The Libyan Investment Authority ’s assets have been under UNsanction since the 2011 revolution.
Claiming that all Libyan parties were ready to deal with the challenges facing the country, he insisted the Libyan Political Agreement remained the only way forward during the current transition period.
Serraj stressed the need for strategic partnerships with friendly countries. No one country could tackle the issues of migration and human trafficking, he said, calling for international support, in particular from the EU countries, to help control Libya’s borders. The migrants, he insisted, had to return back home and not be resettled in Libya.
“For the migrants in Libya, we emphasize on the need for providing humanitarian assistance programmes for them and the GNA government is doing all it can to help them.”
Drawing attention to efforts to unify the country’s security forces, Serraj explained that the war on terror in Libya was not yet finished and there had to be a united Libyan army to defeat it.
“We are looking forward to the hard work to unify the army in whole of the country to build a national army to defeat the terrorism,” he told the General Assembly.
He praised the United Nations reform plan signed two days ago adding: “As part of this reform Africa should have a permanent seat on the UN security Council.”
Separately, in his speech to the special meeting to hear UN special envoy Ghassan Salamé’s action plan on Libya, the PC head said it had to have a clear timeframe, should ensure presidential and parliamentary elections and come up with effective ways to unite state institutions. Stressing the importance of the Paris meeting with its agreement to support the democratic process and the peaceful transfer of power through elections, he paid tribute to the decisive role played by Salamé and the international community in trying to resolve the crisis. But it had to send a clear message that there was no place for a military solution. It had to deal with the government of national accord alone and have no dealings with any parallel entities.

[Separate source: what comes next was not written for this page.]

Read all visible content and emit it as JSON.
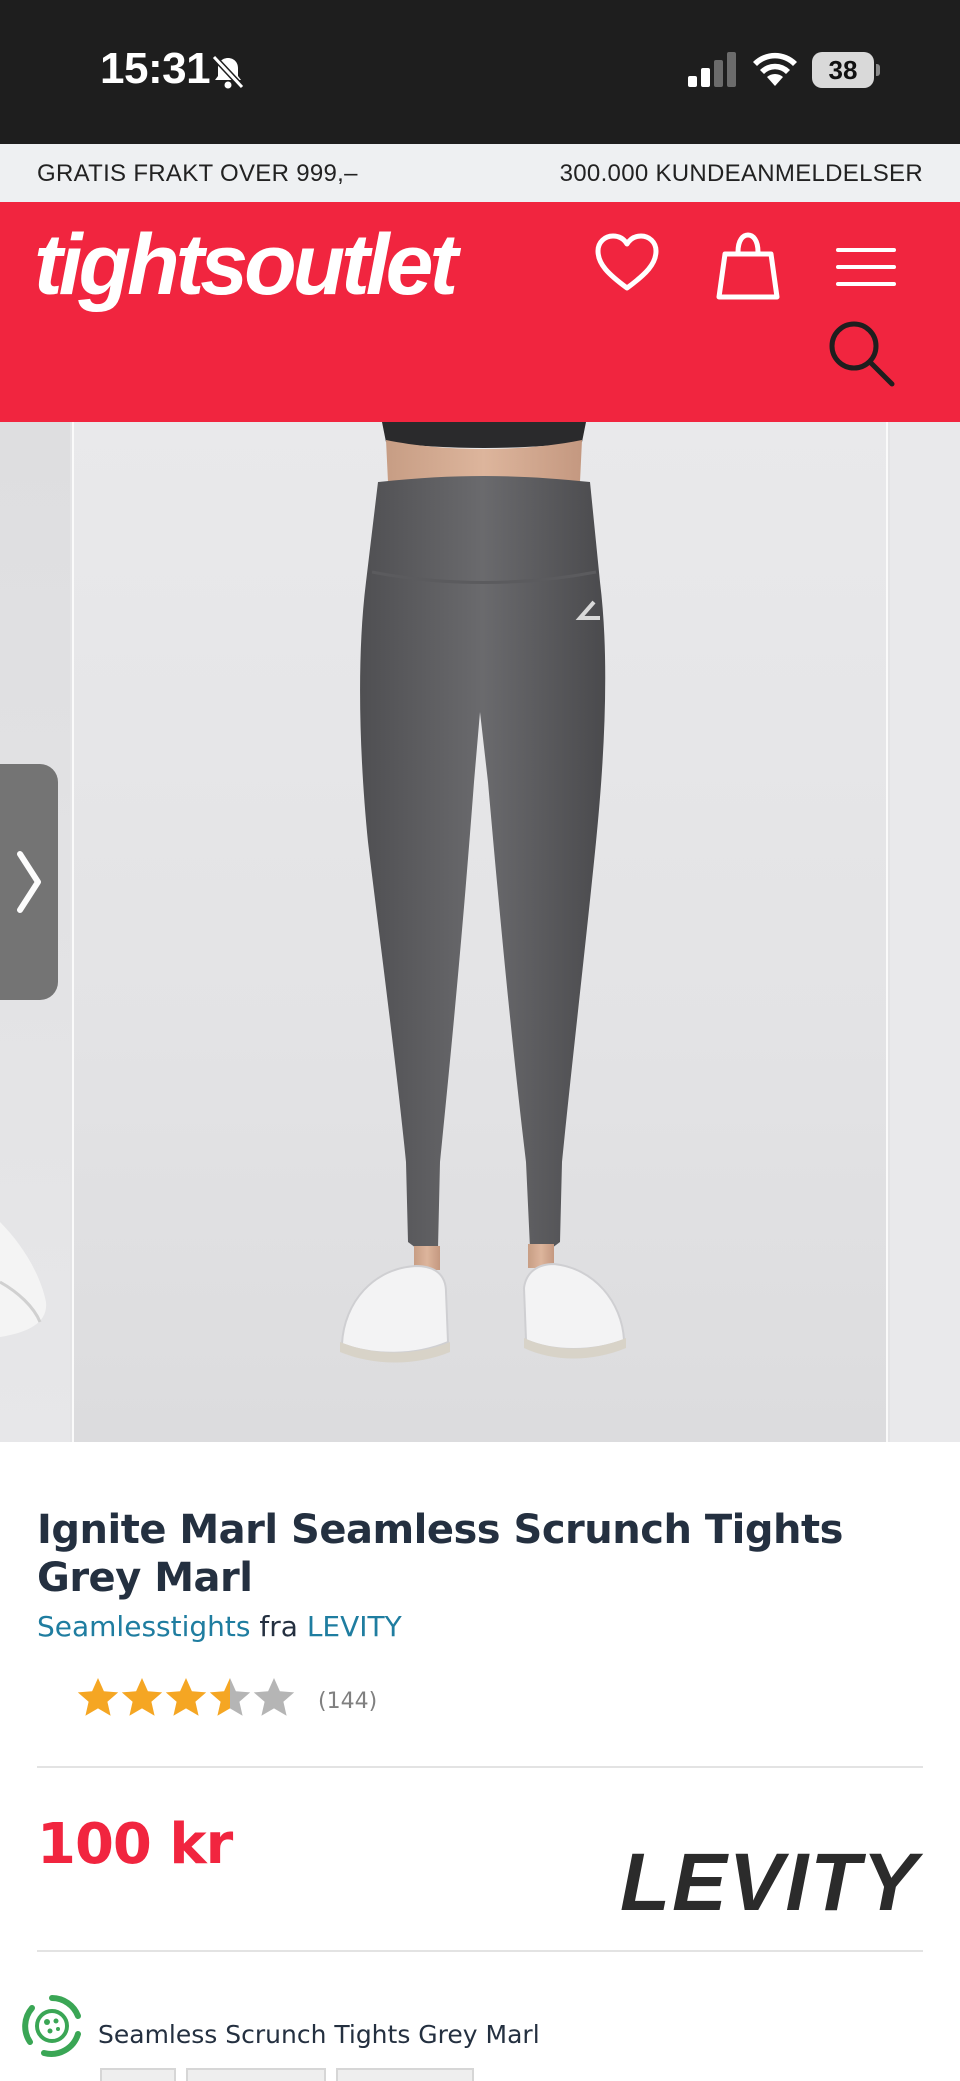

There also had to be a unified army under civilian control, and all military actions had to stop except in relation to the war on terrorism.
He urged the UN, as well, to have alternatives in mind in case the action plan could not be implemented.